Well, either breakfast is Twitter-worthy, but I’m not sure they enhance your brand. People would certainly perk up.
And so healthy! I have to confess that I got the idea for the ‘whipped liver shake’ from Warren beatty’s wonderful movie, “Heaven Can Wait’. Life imitating art?
Of course, that’s not what Beatty actually drank–I hope. One must always take into consideration that doing as one sees done in a film could be a bad idea…
Ah, but Janet, I was much younger then, and we all know that youth is indestructible!
* It was petty effective for building muscle, but nowadays I do wonder about ingesting raw liver…
Sylvia, that was a wonderful, tender moment to share via social media. Good for you!
Sylvia A. Nash
Thanks! I’ve been trying more “personal” lately.
Thank you for this helpful post, Janet. These are really great ideas! An author friend of mine offered a free novella to newsletter subscribers and saw great results. Based on her success, I did the same in the romantic suspense genre and have also gotten a fair number of additional subscribers because of the novella. What’s more, I’m giving them a sample of my writing and something of value for subscribing. Hopefully just the thing to build my readership.
Jerusha, I’m sure others reading the comments will be encouraged to know what worked for you.
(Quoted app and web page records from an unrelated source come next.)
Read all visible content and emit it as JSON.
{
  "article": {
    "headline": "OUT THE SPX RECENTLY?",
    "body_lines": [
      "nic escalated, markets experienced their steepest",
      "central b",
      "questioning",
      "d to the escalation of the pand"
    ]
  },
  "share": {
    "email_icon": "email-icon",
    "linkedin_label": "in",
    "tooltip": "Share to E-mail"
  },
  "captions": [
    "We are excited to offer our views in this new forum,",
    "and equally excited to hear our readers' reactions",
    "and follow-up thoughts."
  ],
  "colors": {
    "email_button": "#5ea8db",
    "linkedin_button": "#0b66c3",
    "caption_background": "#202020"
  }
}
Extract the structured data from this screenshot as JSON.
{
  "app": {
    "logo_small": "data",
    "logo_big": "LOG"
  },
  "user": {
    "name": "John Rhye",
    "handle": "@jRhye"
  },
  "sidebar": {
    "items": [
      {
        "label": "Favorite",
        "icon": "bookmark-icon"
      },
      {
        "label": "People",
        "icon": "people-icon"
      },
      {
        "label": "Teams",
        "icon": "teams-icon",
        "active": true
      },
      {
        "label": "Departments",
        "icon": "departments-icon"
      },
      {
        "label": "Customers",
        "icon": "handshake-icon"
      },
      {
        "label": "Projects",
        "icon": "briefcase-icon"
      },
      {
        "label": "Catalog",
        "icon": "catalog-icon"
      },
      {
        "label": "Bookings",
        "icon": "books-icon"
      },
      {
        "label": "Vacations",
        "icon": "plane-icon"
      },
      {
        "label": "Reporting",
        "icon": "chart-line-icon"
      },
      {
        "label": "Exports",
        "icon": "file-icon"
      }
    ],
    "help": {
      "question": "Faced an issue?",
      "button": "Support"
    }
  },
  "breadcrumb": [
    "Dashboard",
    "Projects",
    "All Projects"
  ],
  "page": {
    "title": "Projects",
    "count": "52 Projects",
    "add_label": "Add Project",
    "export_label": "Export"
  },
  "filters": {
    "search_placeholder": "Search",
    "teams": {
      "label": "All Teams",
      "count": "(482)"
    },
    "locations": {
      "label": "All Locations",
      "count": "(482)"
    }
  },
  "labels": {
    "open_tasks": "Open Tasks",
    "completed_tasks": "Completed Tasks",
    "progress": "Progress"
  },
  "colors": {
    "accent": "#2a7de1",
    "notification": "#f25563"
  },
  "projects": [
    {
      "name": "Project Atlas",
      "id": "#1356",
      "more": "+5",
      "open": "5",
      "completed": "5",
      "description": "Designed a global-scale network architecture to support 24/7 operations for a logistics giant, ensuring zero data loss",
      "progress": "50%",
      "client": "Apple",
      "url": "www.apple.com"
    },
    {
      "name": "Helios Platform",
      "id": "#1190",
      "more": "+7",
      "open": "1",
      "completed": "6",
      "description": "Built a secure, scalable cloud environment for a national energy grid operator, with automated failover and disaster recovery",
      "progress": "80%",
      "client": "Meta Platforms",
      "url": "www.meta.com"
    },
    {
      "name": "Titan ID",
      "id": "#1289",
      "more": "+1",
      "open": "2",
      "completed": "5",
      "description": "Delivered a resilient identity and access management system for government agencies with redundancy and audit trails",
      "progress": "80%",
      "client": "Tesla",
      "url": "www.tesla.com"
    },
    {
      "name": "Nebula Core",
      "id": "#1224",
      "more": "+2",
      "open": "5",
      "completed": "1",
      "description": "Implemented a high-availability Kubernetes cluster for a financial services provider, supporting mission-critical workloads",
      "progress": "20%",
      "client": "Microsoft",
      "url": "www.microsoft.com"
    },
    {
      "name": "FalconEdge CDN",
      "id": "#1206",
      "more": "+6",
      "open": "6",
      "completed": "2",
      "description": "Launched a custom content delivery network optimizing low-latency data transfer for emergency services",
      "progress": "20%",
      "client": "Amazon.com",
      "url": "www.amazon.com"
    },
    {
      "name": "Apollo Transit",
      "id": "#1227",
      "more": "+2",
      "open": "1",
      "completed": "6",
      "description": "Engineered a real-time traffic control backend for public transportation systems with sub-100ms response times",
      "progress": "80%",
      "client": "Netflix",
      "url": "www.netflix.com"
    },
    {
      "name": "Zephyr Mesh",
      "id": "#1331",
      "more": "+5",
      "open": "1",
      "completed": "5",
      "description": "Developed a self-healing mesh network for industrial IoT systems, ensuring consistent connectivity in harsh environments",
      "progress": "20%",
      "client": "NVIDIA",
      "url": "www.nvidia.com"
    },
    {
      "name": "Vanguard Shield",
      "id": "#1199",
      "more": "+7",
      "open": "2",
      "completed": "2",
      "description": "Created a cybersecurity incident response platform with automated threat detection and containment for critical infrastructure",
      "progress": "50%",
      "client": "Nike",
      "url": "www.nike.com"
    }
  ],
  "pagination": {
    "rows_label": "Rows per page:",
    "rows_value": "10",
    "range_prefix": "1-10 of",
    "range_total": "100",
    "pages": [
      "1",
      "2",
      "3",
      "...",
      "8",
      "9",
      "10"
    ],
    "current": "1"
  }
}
Thanks for letting us know.
This is great, Janet. It sounds so simple in many ways, but wow … so tricky. I love Beth Moore’s prayer … I say it all the time … “Lord, make me smarter than I am.” 🙂
Judy Gordon Morrow
I loved this post, Janet–thanks! It really confirmed for me what I’ve been thinking and praying about regarding how to best engage on social media. For being such a people person, I have felt rather shy online for years. Now I’m finally feeling more comfortable and enjoying engaging with others on my personal Facebook page, but I’ve neglected my author page. I’ve noticed that quite a few author friends often post the same things on both of their pages, so I’m wondering if I also should just go with that and not worry about the folks who follow me on both pages. Your wise thoughts? Thanks!
Hey, Judy! I would make a choice about duplicate mentions for each post. Sometimes you want to share something personal with your friends and family; sometimes, such as when you have a new cover, you want to share that with both groups. But you might want to word your post differently for each group. Thinking it through each time enables you flexibility, which I think is important. Even if I see the new cover on both your friends and your author pages, if it’s worded differently, I’d probably read it both places–double exposure but not duplicate exposure.
Judy Gordon Morrow
Thanks so much, Janet! What you suggested is exactly what I’ve done the few times I have shared the same info on both pages, so I appreciated your confirmation. I like the phrase, “double exposure but not duplicate exposure.” Perfect!